**WHAT THE EXERCISE ASKS:** Lines below containing the word "JSON" should be copied out.

—————

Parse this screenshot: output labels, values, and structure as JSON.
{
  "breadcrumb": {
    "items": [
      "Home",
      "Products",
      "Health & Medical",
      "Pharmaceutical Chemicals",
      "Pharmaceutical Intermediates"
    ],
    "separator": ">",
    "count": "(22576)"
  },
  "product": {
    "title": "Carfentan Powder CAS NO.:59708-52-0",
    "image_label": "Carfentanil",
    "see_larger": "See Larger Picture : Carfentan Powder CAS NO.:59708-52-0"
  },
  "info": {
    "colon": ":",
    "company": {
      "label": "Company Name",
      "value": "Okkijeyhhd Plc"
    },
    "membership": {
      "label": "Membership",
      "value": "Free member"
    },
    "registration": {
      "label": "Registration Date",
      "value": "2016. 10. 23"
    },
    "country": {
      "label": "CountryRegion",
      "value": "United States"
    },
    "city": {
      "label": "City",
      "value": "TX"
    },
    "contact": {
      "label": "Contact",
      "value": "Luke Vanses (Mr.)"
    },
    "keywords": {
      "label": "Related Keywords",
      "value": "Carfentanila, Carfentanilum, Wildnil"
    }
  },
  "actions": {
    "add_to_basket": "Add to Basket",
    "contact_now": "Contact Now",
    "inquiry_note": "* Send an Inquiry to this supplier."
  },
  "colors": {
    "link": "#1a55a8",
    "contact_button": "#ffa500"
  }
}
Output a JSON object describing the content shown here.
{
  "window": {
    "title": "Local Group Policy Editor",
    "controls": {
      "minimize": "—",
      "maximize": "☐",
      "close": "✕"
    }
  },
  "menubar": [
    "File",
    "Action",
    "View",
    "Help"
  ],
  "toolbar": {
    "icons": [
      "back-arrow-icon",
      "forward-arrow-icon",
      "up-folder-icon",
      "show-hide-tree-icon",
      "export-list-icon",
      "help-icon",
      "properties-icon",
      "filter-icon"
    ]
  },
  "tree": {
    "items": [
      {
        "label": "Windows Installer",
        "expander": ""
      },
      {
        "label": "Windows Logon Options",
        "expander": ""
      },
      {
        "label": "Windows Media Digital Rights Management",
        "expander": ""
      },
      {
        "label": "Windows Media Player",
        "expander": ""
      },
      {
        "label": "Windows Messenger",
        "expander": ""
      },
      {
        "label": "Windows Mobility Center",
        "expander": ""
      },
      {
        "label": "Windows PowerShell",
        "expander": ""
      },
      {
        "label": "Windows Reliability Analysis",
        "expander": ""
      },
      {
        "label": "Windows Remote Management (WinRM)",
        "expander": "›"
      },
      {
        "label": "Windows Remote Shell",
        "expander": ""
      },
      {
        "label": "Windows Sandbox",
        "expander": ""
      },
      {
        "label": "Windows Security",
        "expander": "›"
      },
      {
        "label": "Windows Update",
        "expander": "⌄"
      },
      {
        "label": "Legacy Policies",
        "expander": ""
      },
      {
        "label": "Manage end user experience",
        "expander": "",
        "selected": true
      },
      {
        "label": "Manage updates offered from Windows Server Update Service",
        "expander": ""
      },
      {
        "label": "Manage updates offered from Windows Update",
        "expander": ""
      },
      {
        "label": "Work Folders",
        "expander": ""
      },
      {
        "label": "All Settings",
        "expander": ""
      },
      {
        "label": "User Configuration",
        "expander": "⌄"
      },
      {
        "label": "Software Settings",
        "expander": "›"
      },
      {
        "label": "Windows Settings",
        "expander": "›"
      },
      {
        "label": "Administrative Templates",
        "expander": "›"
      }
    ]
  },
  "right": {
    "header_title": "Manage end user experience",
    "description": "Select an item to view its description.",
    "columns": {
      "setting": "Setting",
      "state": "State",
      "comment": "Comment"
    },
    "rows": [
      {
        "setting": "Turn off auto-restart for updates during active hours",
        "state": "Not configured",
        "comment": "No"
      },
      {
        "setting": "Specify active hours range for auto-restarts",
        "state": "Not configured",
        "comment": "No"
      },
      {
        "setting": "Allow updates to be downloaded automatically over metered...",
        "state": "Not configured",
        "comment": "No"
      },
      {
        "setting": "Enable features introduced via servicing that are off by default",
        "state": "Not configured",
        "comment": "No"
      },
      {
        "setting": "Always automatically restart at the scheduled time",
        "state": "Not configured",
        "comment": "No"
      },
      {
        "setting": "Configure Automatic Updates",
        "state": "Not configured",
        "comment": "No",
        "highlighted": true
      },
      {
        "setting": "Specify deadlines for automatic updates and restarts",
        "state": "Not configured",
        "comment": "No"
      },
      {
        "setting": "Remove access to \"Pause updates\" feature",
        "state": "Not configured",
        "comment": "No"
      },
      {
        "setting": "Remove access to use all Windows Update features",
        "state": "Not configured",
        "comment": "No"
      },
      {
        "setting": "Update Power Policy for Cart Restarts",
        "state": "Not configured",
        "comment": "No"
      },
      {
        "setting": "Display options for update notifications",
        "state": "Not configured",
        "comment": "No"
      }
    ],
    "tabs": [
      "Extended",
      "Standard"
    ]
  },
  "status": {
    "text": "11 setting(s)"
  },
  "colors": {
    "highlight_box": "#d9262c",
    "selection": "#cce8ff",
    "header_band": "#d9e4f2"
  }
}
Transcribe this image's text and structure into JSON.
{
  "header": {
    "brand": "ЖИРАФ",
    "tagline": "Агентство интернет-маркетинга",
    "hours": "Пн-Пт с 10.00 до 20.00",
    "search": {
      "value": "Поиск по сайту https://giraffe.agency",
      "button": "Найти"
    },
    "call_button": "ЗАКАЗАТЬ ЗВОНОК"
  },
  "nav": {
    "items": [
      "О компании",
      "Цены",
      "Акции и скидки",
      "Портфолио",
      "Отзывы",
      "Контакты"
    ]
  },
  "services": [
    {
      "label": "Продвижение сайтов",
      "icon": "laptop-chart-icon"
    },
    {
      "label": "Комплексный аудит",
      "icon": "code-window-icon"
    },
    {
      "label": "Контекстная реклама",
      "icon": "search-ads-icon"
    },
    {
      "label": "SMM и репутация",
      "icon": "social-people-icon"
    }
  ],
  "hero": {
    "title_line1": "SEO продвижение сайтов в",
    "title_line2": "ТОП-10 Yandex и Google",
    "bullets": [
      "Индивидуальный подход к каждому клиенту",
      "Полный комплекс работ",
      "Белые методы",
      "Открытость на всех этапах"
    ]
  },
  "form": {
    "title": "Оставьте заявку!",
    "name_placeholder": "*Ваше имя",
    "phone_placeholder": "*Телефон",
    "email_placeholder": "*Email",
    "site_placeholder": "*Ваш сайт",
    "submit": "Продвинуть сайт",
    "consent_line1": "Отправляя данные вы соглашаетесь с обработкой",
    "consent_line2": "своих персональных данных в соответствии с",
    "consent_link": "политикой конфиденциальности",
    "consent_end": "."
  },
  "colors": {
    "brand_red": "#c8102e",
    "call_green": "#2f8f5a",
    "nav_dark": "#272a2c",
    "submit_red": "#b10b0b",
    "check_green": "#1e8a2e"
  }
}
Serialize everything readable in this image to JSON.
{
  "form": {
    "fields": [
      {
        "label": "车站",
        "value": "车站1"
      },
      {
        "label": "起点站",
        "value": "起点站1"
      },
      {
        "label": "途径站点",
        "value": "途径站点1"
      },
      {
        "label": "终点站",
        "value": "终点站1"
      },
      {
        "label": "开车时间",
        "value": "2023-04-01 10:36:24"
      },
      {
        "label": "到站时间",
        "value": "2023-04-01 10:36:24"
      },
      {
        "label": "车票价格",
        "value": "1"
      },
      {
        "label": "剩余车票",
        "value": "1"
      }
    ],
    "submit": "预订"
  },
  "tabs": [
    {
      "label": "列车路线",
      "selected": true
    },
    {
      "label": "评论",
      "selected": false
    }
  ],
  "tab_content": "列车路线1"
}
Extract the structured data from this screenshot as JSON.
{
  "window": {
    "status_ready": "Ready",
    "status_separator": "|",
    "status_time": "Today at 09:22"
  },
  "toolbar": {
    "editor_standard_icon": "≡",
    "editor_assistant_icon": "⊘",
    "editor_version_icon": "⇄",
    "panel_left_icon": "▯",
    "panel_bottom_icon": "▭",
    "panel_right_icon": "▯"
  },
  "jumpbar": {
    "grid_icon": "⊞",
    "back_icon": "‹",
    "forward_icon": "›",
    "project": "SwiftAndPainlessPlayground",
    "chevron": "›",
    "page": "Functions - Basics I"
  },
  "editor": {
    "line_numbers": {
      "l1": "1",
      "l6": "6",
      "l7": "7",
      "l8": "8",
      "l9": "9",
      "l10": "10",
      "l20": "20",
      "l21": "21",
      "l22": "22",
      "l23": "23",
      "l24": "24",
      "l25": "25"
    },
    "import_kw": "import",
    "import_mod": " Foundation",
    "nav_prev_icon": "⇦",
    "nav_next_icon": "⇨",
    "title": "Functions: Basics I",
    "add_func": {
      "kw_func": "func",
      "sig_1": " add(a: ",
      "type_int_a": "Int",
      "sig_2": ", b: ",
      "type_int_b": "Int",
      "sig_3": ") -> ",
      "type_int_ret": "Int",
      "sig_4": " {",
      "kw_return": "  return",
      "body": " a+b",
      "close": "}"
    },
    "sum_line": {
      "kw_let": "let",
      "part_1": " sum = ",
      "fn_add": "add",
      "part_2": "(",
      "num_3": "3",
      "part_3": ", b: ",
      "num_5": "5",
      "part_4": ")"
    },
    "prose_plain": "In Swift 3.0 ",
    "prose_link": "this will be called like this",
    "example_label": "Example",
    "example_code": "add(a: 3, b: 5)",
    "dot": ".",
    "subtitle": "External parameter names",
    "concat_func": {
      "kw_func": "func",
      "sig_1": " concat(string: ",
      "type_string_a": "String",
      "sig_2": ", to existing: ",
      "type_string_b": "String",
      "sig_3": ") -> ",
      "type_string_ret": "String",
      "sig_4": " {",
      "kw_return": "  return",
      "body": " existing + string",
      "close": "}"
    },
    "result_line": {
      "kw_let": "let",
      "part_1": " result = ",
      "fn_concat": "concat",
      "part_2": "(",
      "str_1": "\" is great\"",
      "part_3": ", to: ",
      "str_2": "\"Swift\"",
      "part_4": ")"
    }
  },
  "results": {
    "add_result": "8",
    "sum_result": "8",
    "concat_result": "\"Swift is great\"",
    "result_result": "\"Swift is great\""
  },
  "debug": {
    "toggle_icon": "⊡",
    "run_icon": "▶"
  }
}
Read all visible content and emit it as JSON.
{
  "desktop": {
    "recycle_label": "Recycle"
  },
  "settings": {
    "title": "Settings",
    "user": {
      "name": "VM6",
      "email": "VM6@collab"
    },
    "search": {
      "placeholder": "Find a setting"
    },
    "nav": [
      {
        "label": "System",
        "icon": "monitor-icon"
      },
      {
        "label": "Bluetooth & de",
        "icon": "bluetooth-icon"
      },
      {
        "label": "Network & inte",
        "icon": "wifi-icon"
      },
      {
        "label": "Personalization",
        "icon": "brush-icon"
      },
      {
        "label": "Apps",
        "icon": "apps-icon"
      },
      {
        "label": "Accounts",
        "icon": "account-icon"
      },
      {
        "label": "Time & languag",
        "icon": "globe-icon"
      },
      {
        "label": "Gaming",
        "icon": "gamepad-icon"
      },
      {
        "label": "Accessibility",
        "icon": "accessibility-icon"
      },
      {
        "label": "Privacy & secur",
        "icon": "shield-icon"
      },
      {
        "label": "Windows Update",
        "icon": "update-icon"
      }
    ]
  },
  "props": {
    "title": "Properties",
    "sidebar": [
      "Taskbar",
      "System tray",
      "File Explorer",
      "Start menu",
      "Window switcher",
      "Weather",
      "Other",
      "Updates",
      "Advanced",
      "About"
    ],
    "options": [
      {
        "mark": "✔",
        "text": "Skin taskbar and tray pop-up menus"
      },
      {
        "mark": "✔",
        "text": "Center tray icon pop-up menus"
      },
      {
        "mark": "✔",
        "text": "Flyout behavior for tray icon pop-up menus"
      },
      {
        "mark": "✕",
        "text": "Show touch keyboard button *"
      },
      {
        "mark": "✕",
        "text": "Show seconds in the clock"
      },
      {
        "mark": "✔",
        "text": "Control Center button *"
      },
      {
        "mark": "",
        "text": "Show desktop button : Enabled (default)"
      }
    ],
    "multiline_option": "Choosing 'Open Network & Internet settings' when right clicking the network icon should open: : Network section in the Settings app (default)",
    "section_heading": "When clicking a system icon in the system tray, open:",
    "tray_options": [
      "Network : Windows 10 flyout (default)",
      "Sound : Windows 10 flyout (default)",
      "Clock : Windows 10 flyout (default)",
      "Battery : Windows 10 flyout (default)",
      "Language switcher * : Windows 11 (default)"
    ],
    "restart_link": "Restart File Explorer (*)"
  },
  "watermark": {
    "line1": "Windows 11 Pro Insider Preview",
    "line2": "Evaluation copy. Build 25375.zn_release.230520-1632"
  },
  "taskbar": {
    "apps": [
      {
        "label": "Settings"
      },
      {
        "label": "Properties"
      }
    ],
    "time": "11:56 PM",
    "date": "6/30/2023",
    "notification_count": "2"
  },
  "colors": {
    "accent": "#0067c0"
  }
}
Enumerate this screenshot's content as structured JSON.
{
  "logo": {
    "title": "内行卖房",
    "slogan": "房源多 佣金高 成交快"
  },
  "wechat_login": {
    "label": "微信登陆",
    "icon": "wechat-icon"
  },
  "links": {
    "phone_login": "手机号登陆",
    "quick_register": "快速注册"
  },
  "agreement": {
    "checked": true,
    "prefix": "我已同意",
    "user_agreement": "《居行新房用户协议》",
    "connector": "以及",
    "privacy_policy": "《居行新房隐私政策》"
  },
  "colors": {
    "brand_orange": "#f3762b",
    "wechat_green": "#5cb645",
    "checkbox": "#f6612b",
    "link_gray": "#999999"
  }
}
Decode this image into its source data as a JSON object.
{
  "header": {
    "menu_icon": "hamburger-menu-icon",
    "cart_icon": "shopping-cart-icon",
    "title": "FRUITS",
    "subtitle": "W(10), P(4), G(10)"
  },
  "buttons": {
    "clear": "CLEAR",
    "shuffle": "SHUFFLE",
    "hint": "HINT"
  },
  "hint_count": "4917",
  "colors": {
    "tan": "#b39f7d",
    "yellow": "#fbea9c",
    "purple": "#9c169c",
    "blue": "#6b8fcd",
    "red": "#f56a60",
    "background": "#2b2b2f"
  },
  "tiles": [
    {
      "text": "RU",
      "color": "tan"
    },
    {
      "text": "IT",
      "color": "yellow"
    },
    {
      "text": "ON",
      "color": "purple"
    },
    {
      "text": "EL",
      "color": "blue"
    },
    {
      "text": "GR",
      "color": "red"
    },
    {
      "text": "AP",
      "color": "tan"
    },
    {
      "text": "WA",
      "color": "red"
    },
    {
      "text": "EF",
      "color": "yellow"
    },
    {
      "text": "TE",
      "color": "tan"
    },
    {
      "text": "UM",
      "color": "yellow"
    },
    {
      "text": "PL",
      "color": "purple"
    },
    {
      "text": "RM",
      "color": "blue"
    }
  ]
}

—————

**RESPONSE TO THE TASK:**
Parse this screenshot: output labels, values, and structure as JSON.
Output a JSON object describing the content shown here.
Transcribe this image's text and structure into JSON.
Serialize everything readable in this image to JSON.
Extract the structured data from this screenshot as JSON.
Read all visible content and emit it as JSON.
Enumerate this screenshot's content as structured JSON.
Decode this image into its source data as a JSON object.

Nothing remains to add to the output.